--- WHAT TO WORK ON ---
Reproduce all the records word for word. Omit images.

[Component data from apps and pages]
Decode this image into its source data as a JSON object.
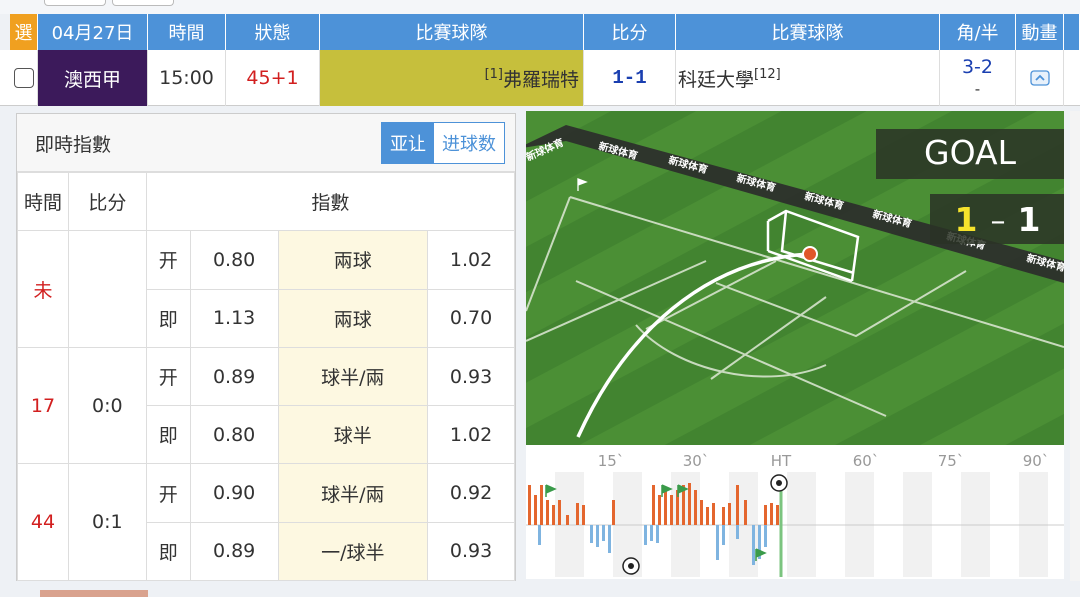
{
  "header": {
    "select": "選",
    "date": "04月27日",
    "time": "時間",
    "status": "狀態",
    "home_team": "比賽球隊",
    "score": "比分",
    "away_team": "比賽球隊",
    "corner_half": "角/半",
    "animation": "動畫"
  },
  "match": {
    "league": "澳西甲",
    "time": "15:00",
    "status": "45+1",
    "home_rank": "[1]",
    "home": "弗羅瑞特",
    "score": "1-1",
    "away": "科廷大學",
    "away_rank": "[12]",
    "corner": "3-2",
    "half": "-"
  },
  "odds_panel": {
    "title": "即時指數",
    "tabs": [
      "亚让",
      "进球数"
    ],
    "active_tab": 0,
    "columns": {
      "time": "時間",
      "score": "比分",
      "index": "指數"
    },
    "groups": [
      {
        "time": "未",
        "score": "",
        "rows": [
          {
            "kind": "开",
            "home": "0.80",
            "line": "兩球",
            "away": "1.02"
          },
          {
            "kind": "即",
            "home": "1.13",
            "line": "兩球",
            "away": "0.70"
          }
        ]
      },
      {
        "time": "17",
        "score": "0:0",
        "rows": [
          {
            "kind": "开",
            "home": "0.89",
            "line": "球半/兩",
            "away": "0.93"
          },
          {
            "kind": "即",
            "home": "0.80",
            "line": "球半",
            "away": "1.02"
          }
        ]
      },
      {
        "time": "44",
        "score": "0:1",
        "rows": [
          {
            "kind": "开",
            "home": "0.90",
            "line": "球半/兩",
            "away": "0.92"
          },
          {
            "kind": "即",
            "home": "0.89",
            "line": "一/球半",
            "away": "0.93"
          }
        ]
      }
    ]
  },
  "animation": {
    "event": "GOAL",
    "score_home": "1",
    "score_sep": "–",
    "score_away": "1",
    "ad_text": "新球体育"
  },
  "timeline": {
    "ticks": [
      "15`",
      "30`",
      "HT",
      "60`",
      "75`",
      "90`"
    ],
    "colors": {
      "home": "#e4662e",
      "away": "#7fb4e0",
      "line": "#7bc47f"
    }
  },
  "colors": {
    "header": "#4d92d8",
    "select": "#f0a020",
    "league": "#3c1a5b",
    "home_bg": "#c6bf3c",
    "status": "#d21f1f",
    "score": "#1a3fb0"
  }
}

--- ANSWER TO THIS PROBLEM ---
Decode this image into its source data as a JSON object.
{
  "header": {
    "select": "選",
    "date": "04月27日",
    "time": "時間",
    "status": "狀態",
    "home_team": "比賽球隊",
    "score": "比分",
    "away_team": "比賽球隊",
    "corner_half": "角/半",
    "animation": "動畫"
  },
  "match": {
    "league": "澳西甲",
    "time": "15:00",
    "status": "45+1",
    "home_rank": "[1]",
    "home": "弗羅瑞特",
    "score": "1-1",
    "away": "科廷大學",
    "away_rank": "[12]",
    "corner": "3-2",
    "half": "-"
  },
  "odds_panel": {
    "title": "即時指數",
    "tabs": [
      "亚让",
      "进球数"
    ],
    "active_tab": 0,
    "columns": {
      "time": "時間",
      "score": "比分",
      "index": "指數"
    },
    "groups": [
      {
        "time": "未",
        "score": "",
        "rows": [
          {
            "kind": "开",
            "home": "0.80",
            "line": "兩球",
            "away": "1.02"
          },
          {
            "kind": "即",
            "home": "1.13",
            "line": "兩球",
            "away": "0.70"
          }
        ]
      },
      {
        "time": "17",
        "score": "0:0",
        "rows": [
          {
            "kind": "开",
            "home": "0.89",
            "line": "球半/兩",
            "away": "0.93"
          },
          {
            "kind": "即",
            "home": "0.80",
            "line": "球半",
            "away": "1.02"
          }
        ]
      },
      {
        "time": "44",
        "score": "0:1",
        "rows": [
          {
            "kind": "开",
            "home": "0.90",
            "line": "球半/兩",
            "away": "0.92"
          },
          {
            "kind": "即",
            "home": "0.89",
            "line": "一/球半",
            "away": "0.93"
          }
        ]
      }
    ]
  },
  "animation": {
    "event": "GOAL",
    "score_home": "1",
    "score_sep": "–",
    "score_away": "1",
    "ad_text": "新球体育"
  },
  "timeline": {
    "ticks": [
      "15`",
      "30`",
      "HT",
      "60`",
      "75`",
      "90`"
    ],
    "colors": {
      "home": "#e4662e",
      "away": "#7fb4e0",
      "line": "#7bc47f"
    }
  },
  "colors": {
    "header": "#4d92d8",
    "select": "#f0a020",
    "league": "#3c1a5b",
    "home_bg": "#c6bf3c",
    "status": "#d21f1f",
    "score": "#1a3fb0"
  }
}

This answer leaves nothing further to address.